3:48 p.m., Dec. 16, 2008----It is one of the most densely populated and poorest countries on Earth. And unfortunately for Bangladesh, sea-level rise could make it one of the most affected by climate change.
If the sea rises one meter, as is projected, approximately 17 percent of the country's land area will be inundated and millions of people will lose their homes. The rising sea also would threaten the country's groundwater, which residents rely on for everything from agriculture to drinking water.
“When sea level rises or storm surges flood coastal areas, brackish water intrudes into aquifers, compromising the fresh water resource,” said Holly Michael, assistant professor of geological science. “When you start thinking about effects of climate change, the sustainability of the water supply could be jeopardized.”
Michael, who joined the College of Marine and Earth Studies (CMES) in September, has made a career of understanding groundwater and surface water interactions.
“I'm interested in how much groundwater flows into the sea and the physics of how it works -- what processes drive flow in and out of aquifers,” she said, explaining that a “great hydrogeology professor in undergrad” spurred her interest in the field.
After she got her bachelor's degree in civil engineering at the University of Notre Dame, Michael earned a doctoral degree in hydrology from the Massachusetts Institute of Technology. Most recently, she completed post-doctoral training with the U.S. Geological Survey (USGS) and then Stanford University.
It was at USGS that she began developing a keen understanding of the groundwater situation in Bangladesh. She worked on a project there researching arsenic in the groundwater and investigating alternative water sources that lack the contaminant.
Now she's researching the vulnerability of groundwater to coastal sea level rise there.

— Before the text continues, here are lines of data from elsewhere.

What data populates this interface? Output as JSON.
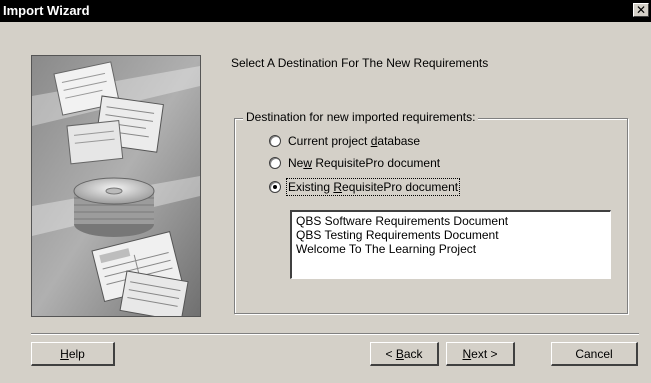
{
  "window": {
    "title": "Import Wizard",
    "close_glyph": "✕"
  },
  "page": {
    "heading": "Select A Destination For The New Requirements"
  },
  "destination": {
    "legend": "Destination for new imported requirements:",
    "options": [
      {
        "pre": "Current project ",
        "mnemonic": "d",
        "post": "atabase",
        "selected": false
      },
      {
        "pre": "Ne",
        "mnemonic": "w",
        "post": " RequisitePro document",
        "selected": false
      },
      {
        "pre": "Existing ",
        "mnemonic": "R",
        "post": "equisitePro document",
        "selected": true
      }
    ],
    "documents": [
      "QBS Software Requirements Document",
      "QBS Testing Requirements Document",
      "Welcome To The Learning Project"
    ]
  },
  "buttons": {
    "help": {
      "mnemonic": "H",
      "post": "elp"
    },
    "back": {
      "pre": "< ",
      "mnemonic": "B",
      "post": "ack"
    },
    "next": {
      "mnemonic": "N",
      "post": "ext >"
    },
    "cancel": {
      "label": "Cancel"
    }
  }
}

The project is part of a larger World Bank effort to understand the potential effects of climate change on food security in Bangladesh.
Michael also is keeping busy with several other projects, one of which is aimed at creating a classification system to help experts see how different types of coastal systems will be affected by sea level rise and changes in temperature and precipitation.
She said the system could help coastal managers plan for future changes in hydrology.
“With the classification system you can say, OK, we have this type of geology with this type of topography and these levels of precipitation; this is the type of vulnerability we might expect,” she said.
Michael also is interested in how groundwater flow affects coastal ecosystems. She explained that groundwater flowing into coastal surface waters can carry high levels of nutrients from human land use -- sources such as septic systems and agriculture.
When nutrient levels increase too much, they fuel an overgrowth of algae, which robs bays and estuaries of oxygen and threatens marine life. Such nutrient concentrations degrade the ecosystem in both the Chesapeake and Delaware Inland Bays.
“I am interested in how much groundwater flows directly into estuaries, and how groundwater flowpaths and interactions with surface water lead to chemical reactions in the subsurface that affect nutrients entering these estuaries,” she said.
In addition to her research, Michael, who is originally from Aliquippa, Pa., said she's excited about working with students and having a field site a short car ride away at the Hugh R. Sharp Campus in Lewes. The University of Delaware, she said, is a great fit.
“It's really exciting to have a lot of people in the geological sciences department and also in the college and the university doing similar research, who are interested in your work, and contributing to solving different aspects of the same problems,” she said.
For more about the College of Marine and Earth Studies, visit the web site.
Article by Elizabeth Boyle